Teaching Kindness

Ready for some good news? Kindness can be taught. It’s taught through modeling and discussion, and there are a lot of great recourses that concretely teach kindness. Every school I’ve visited has a school wide program aimed at teaching kindness and empathy towards others. In order for a program to work though it must be consistently taught throughout the school day and at home.

There are a lot of quick resources for kindness activities. For example Discovery Education has some good ideas on how to implement a program with a monthly theme and easy activities. Kindness curriculums don’t need to take up the school day, teachers barely have time as it is to get through the standards and lessons they planned. Quick mini lessons sprinkled throughout the week can be just as effective.

Team building activities, “clubs”, and service projects are other fun ways to get kids involved in kindness. For example, One year some of my third grade girls were having trouble getting along so I formed a lunch club and we worked on projects and games together. It was a great way to get to know my students better, and to help them get through a rough patch. Hosting clothing or food drives is another simple way to build empathy both at home and at school. Volunteer at local food pantries, hospitals, shelters, or other service organizations in your neighborhood. Build kindness and service into your daily life.

I know it may sound like I’m simplifying something that isn’t that simple. Teaching kindness is a team effort. It’s not a school’s or a teacher’s sole responsibility to teach kindness. Communities, neighborhoods, schools, parents, and families need to work in tandem. And lest I be called a Pollyanna, it’s important to note that sometimes there is a lot going against teaching kindness. Just do what you can do, where you are, with what you have. That’s all any of us can do.

22256617_2154029311289726_788890958998635540_o
I volunteer at The Hope Center for Children. Check them out if you’re looking for a service opportunity in Spartanburg.

The joy of learning. Together.

Nora

SaveSave

Imposters Everywhere

fake

I sat down to write this post and I really did not feel inspired. I didn’t feel like I had anything riveting to share, and I wasn’t in the mood to write. Here’s why: First, I like many people, sometimes fall into the metaphorical pit of self-pity where I envelop myself in histrionic feelings of inadequacy. Sounds like a real party, am I right? Second because I felt like this post was doomed to failure I did not feel motivated to write it. With all this fun stuff rolling around in my head I opened up my computer to get down to business. It’s not surprising that I found plenty of things on the Internet that were more interesting (a cinnamon roll recipe, various crochet patterns, facebook posts, emails, my bank account, literally anything else). Eventually I wrangled my brain and summoned some self-control. I then pulled up a blank Word document to get to work. Oh the joy of a blank Word document! So new, so full of opportunity, so saturated with feelings of dread, and doom, and panic.

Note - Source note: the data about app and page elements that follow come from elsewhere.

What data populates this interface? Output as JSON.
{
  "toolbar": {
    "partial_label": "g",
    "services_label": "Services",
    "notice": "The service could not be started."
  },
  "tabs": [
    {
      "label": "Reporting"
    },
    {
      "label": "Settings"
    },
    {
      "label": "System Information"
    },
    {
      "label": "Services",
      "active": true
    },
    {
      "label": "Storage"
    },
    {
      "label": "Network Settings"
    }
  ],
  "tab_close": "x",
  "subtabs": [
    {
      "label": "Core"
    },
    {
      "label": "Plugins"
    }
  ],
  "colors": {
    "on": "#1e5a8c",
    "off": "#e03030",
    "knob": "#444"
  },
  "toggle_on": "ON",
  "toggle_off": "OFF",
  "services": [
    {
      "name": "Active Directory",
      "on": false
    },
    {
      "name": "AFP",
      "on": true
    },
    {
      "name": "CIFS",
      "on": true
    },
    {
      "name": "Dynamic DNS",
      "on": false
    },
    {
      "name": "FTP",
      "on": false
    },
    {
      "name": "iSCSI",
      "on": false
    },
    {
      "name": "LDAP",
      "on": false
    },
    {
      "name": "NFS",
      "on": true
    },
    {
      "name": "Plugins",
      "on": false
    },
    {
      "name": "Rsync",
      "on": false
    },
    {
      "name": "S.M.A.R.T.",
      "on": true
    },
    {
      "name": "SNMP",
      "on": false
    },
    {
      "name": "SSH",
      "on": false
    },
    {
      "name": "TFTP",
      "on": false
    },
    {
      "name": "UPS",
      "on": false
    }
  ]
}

Alright, the good news is that all this eventually lead me to be inspired to write about a few topics and their impact on learning. “Imposter Syndrome”, motivation, and “grit”. This week a look into “Imposter Syndrome” and learning. In one sentence, “Imposter Syndrome” is the condition of feeling like you’ll be found out for being an actual idiot, and for not being good enough at your job, in your home, as a parent, as a spouse, at school etc…Much of the research on this phenomenon has been done on adults but I would argue that the beginning symptoms of it are percolating in our youth as well. The idea that everybody else has it all figured out is both comforting and horrifying. It’s nice to believe that there is an end point, where you’ll eventually know how to do everything you’ve ever wanted to be able to do. It’s horrifying to feel like everybody but you, has already done it. I saw my students experiencing this when we learned something new, as their eyes darted from person to person hoping to see some signs of confusion that mirrored theirs. I heard my students say, “But I just can’t do it, I’m not smart enough.” Some suggest that “Imposter Syndrome” is only evident in high achieving people but in my experience I’ve seen all types of students experience some form of it.

What can you do to help someone through the effects of “Imposter Syndrome”? Be vulnerable. Show them you’re flawed too and that you don’t have it all figured out either. And then, talk about what you do know (because you know a lot) and use your skills to support the child through their process. Show them that thier best can be good enough, and when a little boost is needed help is just an ask away. Remind them that learning is a never-ending process no matter who you are. Success cannot be achieved without the help of others. Teamwork is everything.

The joy of learning. Together. 

Nora

If you want to read more about helping your child when they experience “Imposter Syndrome”, check out this quick read: “How to Help Your Kid Through Bouts of Imposter Syndrome”.

SaveSave